Building circular economies through coral cultivation

Project title: Accelerating coral reef conservation, restoration, and sustainable business development in developing nations through the use of ex situ coral spawning
Project leads: Dr Rita Rachmawati and Professor Michael Sweet
Nations involved: UK, Indonesia
Supporting institutions: National Research and Innovation Agency (Indonesia), University of Derby (UK)
Total budget: $895,774
Duration: 36 months

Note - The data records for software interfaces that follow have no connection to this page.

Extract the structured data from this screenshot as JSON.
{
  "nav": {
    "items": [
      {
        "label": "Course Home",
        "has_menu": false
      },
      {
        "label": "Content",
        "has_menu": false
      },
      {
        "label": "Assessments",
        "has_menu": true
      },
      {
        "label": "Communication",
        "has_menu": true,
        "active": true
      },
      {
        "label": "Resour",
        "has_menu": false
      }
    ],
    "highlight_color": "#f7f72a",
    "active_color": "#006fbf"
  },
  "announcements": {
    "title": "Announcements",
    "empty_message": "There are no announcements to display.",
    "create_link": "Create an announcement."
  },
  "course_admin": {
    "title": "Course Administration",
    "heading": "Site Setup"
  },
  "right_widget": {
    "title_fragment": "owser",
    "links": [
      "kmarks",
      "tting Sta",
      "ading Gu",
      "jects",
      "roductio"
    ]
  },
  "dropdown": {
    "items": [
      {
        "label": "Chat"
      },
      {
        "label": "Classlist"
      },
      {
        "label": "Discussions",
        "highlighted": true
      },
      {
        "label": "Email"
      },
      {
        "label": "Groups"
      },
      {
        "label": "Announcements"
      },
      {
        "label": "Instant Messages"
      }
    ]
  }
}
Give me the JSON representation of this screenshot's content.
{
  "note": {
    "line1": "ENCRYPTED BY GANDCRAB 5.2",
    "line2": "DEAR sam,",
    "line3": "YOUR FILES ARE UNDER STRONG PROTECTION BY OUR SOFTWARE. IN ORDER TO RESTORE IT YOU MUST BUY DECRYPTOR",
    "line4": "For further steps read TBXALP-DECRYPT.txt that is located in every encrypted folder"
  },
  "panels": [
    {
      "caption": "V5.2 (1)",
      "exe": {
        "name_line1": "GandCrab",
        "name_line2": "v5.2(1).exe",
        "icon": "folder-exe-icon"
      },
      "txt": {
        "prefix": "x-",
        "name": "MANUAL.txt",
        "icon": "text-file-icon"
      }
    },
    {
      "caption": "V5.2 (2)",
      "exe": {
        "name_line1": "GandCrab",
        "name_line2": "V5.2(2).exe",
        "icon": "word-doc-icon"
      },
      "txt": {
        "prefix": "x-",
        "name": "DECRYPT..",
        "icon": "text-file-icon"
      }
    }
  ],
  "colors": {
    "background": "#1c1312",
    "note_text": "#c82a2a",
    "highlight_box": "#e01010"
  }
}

Indonesia is home to the largest coral reef system in the world. It is also one of the most biodiverse. Many of the corals found here are at risk from the aquarium trade, and despite the Indonesian Government limiting the harvesting of ornamental corals from the wild, the majority of these are still illegally collected directly from the reef. Huge advances have already been made in culturing corals, but the more species we can successfully cultivate, the more we can alleviate widespread loss of corals on account of collection pressure. This project will use a novel and portable ‘lab in a box’ apparatus to reproduce rare and ornamental coral species, reducing the reliance of the aquarium trade on wild corals. The corals grown will also have the potential to be used for reef restoration purposes, leveraging sustainable business practice to fund and support local coral reef conservation.